Why Drug Pricing Matters in PACE

By Deb Quillen and Andrea Slowiak

If PACE plans bid on their Part D spend each year in order to receive reimbursement for participant medications, why should the organization care about drug pricing? This is a frequent question, even among PACE staff members, and there are multiple answers.

Part of the bid process requires the PACE plan to estimate how many participants it expects to enroll during the bid year and then estimate how much will be spent to deliver care and medication to those participants. A projection of how many of these new participants will have chronic, expensive conditions is used by an actuary to help the plan account for a reasonable number of people with hepatitis C, organ transplants, multiple sclerosis, or other conditions requiring specialty drugs, so that the plan’s bid comes as close as possible to the Part D drug spend for the bid year. In the year following the bid year, CMS will do a reconciliation to determine how closely the plan’s actual spend came to their Part D bid. The further away from the bid target the plan’s spend was — either over or under — the less CMS will share in the reconciliation amount (or difference) and the more of the cost the plan will have to absorb.

Another reason to keep drug costs down is that PACE is a Medicare and Medicaid replacement plan. In PACE’s early years, it was first a Medicare Demonstration Plan to prove that 1) PACE could provide better, more coordinated care for its participants than those participants would receive if they were enrolled in regular Medicare and Medicaid; and 2) that PACE could provide that high-level, high-risk care at 90% of what it would cost Medicare and Medicaid.
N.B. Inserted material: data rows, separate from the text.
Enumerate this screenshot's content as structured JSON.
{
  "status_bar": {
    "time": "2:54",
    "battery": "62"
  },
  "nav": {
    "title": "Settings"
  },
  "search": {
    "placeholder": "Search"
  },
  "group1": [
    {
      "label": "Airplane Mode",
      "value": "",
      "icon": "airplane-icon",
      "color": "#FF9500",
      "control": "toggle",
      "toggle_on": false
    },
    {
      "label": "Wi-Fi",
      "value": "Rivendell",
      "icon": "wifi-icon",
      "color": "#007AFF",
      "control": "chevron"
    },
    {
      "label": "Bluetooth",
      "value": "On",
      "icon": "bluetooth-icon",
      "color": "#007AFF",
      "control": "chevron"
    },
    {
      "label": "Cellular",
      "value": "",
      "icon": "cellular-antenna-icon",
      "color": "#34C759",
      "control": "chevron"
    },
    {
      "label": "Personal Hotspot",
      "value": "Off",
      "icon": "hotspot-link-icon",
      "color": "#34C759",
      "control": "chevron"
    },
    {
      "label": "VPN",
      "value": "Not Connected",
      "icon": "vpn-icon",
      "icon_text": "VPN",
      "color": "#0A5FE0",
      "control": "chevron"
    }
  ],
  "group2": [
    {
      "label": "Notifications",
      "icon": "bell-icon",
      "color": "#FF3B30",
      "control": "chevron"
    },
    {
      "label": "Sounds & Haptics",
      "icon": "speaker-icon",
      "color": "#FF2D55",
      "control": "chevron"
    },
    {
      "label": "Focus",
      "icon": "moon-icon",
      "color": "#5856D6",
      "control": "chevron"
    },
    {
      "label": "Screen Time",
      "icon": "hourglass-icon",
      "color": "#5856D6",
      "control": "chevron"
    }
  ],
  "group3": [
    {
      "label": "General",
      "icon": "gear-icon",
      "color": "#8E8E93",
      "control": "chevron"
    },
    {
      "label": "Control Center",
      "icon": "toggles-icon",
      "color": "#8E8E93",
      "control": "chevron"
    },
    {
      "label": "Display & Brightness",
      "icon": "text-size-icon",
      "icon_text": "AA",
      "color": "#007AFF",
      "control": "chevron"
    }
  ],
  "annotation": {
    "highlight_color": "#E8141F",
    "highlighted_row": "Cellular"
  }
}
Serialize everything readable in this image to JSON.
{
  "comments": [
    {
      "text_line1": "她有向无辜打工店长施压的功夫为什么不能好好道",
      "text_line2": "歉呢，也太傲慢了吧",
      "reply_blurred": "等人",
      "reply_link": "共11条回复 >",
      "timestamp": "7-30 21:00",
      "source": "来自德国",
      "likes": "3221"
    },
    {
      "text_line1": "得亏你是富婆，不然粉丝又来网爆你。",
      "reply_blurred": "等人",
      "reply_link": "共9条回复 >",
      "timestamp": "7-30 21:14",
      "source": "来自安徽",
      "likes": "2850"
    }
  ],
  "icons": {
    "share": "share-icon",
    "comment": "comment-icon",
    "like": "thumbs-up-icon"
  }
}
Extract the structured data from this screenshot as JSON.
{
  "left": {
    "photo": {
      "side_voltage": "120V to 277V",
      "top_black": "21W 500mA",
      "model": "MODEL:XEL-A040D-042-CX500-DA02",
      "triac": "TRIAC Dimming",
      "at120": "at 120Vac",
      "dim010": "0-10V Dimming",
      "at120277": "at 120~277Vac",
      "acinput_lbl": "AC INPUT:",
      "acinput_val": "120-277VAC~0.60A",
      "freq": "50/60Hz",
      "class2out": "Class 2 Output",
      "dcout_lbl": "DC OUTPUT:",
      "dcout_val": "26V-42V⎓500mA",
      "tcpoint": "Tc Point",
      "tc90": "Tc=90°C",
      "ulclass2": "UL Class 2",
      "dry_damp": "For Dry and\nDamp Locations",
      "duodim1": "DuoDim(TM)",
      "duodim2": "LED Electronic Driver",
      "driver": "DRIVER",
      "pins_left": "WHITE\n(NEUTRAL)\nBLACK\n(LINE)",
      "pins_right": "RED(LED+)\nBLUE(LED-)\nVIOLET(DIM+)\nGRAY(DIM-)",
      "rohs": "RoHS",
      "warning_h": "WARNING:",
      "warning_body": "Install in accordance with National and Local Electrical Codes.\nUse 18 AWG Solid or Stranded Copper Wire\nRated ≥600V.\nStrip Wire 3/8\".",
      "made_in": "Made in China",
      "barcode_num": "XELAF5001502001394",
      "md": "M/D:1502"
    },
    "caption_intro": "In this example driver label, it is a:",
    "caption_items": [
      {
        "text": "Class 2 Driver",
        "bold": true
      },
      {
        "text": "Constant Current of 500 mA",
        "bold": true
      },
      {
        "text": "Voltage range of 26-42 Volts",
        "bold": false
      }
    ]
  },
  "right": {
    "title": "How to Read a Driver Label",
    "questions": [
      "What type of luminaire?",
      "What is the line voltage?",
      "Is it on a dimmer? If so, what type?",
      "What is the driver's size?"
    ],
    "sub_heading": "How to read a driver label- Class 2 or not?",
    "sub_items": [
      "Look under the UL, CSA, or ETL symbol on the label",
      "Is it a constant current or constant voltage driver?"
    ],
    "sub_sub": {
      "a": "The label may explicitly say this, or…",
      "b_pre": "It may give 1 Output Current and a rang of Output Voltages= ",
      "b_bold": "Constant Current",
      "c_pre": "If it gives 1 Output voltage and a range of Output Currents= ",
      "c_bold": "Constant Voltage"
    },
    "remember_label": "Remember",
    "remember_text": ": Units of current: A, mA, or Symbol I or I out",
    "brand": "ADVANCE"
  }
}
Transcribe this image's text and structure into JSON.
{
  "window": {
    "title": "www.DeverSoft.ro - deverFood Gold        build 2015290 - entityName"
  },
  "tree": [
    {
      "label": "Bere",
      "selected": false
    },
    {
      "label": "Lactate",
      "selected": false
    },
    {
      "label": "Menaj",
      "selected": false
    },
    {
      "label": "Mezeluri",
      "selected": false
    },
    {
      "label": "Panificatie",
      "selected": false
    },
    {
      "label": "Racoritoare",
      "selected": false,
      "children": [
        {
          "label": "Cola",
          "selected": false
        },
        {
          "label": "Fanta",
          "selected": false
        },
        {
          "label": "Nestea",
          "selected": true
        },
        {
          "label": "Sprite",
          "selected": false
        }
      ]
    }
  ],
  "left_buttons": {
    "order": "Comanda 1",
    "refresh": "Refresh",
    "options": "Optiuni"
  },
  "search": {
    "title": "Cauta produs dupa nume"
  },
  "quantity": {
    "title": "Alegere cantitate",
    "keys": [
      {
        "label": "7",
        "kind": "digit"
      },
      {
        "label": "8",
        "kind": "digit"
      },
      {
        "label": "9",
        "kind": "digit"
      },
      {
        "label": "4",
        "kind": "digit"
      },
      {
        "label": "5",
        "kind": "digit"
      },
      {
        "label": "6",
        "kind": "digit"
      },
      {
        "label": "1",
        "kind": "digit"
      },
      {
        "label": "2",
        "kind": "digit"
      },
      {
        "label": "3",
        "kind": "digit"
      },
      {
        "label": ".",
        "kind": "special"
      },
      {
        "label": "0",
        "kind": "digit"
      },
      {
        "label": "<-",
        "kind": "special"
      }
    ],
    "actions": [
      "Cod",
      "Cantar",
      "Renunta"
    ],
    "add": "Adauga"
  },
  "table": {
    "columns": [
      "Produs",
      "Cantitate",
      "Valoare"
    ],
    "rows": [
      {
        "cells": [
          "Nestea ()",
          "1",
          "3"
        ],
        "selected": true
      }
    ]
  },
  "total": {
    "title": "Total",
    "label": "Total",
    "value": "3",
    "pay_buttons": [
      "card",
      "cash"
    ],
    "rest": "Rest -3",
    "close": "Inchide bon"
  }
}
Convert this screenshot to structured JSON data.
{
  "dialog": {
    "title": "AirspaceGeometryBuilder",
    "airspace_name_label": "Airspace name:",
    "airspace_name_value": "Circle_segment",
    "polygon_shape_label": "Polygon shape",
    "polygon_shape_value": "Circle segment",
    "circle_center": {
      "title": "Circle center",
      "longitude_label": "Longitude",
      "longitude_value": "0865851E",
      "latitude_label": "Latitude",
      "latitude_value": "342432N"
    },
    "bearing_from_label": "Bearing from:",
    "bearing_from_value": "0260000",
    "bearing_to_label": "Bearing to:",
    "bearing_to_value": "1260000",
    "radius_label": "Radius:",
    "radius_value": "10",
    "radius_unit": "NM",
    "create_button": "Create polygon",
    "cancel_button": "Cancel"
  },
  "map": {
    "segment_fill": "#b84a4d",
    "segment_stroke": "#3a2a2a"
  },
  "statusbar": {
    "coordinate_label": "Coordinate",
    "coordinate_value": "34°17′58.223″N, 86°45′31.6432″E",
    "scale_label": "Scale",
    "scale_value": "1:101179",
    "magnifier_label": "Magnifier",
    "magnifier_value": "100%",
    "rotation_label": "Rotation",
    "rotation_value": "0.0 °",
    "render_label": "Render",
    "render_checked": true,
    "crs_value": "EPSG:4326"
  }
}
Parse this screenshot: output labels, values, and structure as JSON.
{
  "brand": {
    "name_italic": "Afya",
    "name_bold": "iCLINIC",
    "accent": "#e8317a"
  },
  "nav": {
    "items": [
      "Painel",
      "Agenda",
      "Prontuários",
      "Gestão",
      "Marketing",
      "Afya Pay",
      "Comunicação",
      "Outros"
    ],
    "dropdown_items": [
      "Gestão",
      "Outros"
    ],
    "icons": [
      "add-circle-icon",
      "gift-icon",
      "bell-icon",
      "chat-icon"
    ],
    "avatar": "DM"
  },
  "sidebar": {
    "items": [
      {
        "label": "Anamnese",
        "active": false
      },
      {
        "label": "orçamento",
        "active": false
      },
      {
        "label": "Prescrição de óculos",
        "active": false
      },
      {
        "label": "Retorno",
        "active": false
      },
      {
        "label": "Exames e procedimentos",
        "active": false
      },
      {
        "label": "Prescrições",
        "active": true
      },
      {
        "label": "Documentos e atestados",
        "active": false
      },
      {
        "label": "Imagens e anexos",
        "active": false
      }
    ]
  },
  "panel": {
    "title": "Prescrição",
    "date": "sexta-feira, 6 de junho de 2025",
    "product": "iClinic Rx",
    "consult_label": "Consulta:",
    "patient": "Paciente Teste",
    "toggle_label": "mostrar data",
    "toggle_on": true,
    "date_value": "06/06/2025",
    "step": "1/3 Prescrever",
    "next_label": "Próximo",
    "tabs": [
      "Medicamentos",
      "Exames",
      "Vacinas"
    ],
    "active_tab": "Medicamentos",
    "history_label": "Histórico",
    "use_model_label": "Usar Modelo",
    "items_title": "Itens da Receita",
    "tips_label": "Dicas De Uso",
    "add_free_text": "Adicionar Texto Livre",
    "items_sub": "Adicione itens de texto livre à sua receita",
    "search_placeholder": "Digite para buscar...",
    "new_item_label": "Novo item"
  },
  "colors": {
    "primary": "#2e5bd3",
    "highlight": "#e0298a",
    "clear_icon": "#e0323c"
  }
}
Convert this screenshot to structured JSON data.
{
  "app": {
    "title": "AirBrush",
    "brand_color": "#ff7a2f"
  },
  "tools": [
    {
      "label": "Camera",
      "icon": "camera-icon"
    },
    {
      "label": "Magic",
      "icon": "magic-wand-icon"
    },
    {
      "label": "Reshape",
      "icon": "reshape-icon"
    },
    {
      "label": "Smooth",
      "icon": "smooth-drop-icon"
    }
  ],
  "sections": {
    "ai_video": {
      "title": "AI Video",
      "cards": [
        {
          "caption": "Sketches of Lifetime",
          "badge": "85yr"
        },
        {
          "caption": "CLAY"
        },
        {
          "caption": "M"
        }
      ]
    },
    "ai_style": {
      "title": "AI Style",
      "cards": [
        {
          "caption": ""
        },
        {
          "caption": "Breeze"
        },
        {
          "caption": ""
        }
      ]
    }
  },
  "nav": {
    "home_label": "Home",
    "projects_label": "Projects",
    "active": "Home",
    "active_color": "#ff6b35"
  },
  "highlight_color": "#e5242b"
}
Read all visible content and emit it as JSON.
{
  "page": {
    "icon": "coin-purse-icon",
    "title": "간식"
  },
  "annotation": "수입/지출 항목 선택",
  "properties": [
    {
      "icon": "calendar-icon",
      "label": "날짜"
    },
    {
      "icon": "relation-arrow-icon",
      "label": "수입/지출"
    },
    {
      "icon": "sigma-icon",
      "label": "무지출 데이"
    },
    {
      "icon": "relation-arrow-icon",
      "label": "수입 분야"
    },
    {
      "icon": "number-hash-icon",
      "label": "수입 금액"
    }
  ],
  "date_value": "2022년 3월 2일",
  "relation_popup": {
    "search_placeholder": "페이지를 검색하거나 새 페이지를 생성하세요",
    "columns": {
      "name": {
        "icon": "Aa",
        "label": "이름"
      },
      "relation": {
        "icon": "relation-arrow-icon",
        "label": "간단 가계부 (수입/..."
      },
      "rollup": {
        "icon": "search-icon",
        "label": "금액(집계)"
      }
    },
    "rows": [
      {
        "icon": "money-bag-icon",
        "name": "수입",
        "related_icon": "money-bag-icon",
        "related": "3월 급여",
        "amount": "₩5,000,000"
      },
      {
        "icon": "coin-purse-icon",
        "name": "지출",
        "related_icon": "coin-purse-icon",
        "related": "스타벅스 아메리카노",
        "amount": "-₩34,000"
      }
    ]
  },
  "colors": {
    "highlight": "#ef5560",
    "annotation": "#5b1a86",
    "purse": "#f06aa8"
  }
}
After PACE proved the model could provide better care at less cost, Medicare, and in certain states Medicaid, allowed PACE plans to operate as a fully qualified care option for eligible beneficiaries. Today, 137 PACE programs operate 272 PACE centers in 31 states, serving more than 54,000 participants.

Additionally, as recipients of federal and state funds, PACE plans are obligated to abide by the Fraud, Waste, and Abuse (FWA) regulations set forth by CMS and the states. Paying too much for drugs falls into the category of Waste. When a plan contracts with a pharmacy provider, it is expected that the plan sent out requests for quotations (RFQs) and/or interviewed each pharmacy vendor to determine if the vendor’s rates are reasonable. A plan’s contracted pharmacy rates may be compared with national and regional benchmarks by CMS auditors to determine if the prices are in line with other PACE plans in the same region serving a similar demographic (participants’ age, gender, race, and disease profile.) The CMS PACE Manual and the three-way contract between PACE, Medicare, and Medicaid require that PACE plans be good stewards of funds received and remain fiscally viable.

Remember, too, Medicare and Medicaid funds are tax dollars — OUR tax dollars. It is important to keep drug costs low and monitor for FWA, because no one wants to overpay for the products and services they buy!

Finally, we all know that sometimes the price of something, a house for example, can be very different from the cost once purchased. Keep in mind, low price does not always mean low cost for the program — clinical support, utilization management, and quality of services need to be considered to keep costs down and enhance patient outcomes. 

Keeping costs down and quality up is the right thing to do.